On May 29, 2008, at 1410 central daylight time, a Bell UH-1H, operated by the Panamanian Servicio Aereo Nacional (SAN) as SAN-100, was destroyed when it impacted buildings in Panama City, Panama. The Panamanian pilot in command, the Panamanian flight mechanic, three Panamanian passengers and six Chilean passengers were fatally injured, and the Panamanian copilot was seriously injured. There were no injuries on the ground. Visual meteorological conditions prevailed for the visual flight rules flight that departed Enrique A. Jimenez Airport (MONX), Colon, Panama, at 1326, destined for a waterfront hotel landing pad in Panama City, Panama. The VIP transport flight was conducted under Panamanian flight regulations. Use your browsers 'back' function to return to synopsisReturn to Query Page
According to Panamanian authorities, the passengers included senior officials from both Panama and Chile, including the Director General of the Chilean National Police (Los Carabineros), who were attending an international conference.
A radar review revealed that while approaching the hotel helipad from seaward (from the south, over the Bay of Panama), the helicopter made one 360-degree turn, then another 270-degree turn, and headed eastward toward a different part of the shoreline.
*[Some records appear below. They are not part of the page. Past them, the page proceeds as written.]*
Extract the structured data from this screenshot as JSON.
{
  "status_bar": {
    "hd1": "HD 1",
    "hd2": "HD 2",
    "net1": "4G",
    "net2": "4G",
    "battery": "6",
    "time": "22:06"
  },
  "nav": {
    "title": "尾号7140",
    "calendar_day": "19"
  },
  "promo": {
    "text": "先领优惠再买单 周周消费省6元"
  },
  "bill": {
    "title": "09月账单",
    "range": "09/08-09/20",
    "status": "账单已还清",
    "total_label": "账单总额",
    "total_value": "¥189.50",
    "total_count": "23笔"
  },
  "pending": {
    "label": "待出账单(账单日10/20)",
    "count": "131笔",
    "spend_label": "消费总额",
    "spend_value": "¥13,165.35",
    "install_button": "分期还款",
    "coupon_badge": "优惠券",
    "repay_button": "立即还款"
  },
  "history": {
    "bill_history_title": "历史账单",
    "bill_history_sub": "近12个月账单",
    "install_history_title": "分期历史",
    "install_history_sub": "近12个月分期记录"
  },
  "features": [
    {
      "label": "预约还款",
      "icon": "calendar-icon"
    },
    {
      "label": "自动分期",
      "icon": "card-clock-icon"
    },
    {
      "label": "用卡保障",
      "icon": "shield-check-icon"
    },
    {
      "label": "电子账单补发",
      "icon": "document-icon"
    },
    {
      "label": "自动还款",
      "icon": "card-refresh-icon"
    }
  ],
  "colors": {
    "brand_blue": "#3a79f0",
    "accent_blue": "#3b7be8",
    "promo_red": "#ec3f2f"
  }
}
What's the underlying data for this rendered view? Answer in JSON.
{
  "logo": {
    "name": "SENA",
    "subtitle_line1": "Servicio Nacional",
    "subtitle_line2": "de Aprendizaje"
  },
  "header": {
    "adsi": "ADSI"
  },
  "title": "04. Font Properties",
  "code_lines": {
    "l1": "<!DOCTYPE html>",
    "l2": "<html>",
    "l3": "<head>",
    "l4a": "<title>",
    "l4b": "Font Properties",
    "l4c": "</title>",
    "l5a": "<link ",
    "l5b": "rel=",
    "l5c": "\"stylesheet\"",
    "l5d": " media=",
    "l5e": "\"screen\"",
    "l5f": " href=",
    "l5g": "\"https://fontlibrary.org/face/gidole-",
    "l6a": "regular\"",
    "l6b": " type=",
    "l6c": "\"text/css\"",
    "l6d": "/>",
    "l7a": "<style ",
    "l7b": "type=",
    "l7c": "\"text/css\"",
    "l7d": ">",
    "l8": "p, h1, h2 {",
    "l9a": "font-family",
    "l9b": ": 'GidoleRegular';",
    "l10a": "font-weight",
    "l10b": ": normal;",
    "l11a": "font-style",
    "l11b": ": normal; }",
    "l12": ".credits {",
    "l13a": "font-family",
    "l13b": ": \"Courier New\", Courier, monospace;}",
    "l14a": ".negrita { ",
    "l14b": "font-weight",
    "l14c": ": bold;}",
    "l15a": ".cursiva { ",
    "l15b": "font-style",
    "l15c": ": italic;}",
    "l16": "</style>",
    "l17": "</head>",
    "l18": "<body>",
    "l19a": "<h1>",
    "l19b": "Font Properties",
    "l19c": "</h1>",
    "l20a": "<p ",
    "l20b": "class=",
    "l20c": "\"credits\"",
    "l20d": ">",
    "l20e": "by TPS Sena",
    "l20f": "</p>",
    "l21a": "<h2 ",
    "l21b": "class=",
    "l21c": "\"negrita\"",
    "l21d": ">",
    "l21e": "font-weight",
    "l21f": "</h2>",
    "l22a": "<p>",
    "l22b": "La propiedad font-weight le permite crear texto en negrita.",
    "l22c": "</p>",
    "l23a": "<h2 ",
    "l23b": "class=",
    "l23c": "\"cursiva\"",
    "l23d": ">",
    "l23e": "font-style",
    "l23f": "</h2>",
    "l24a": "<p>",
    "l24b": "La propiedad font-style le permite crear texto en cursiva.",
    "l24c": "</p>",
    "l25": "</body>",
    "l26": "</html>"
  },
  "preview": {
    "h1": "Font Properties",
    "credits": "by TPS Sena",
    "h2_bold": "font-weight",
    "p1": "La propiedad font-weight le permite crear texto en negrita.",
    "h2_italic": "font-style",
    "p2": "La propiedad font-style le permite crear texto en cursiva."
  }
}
Crossing the shoreline, it appeared to be headed over buildings, toward Marco A. Gelabert (Albrook) Airport (MPMG), Panama City, Panama, before disappearing from the radar. The helicopter's altitudes were not recorded.
According to the copilot, while approaching the hotel helipad, the helicopter experienced a power loss from the left engine, making it impossible to land at the pad. The crew concentrated on maintaining flight, and headed toward Marco A. Gelabert Airport. En route, the helicopter impacted the top of a building.
An examination of the accident scene revealed that the majority of the tailboom was on the roof of a four-story building, the majority of the cabin, including the engines, was on the roof of a second, lower building, and that the majority of the cockpit had continued off the second building, down into a street.
A subsequent examination of the wreckage and engines in a hanger revealed that the airframe and flight controls had no preimpact anomalies that would have precluded normal operations, and that the left engine "was not operating normally at the time of the accident." The engines were subsequently transported to the manufacturer for further examination under Panamanian oversight.
The accident investigation is under the jurisdiction of the government of Panama. Further information may be obtained from:
Autoridad Aeronautica Civil (AAC)
Aeropuerto Marcos A. Gelarbert
Via Diogenes de la Rosa, Edificio 805
Apartado 7501 o 7615
Republica de Panama
Tel: (507) 501-9300
This report is for informational purposes only, and contains only information released by, or obtained from the government of Panama.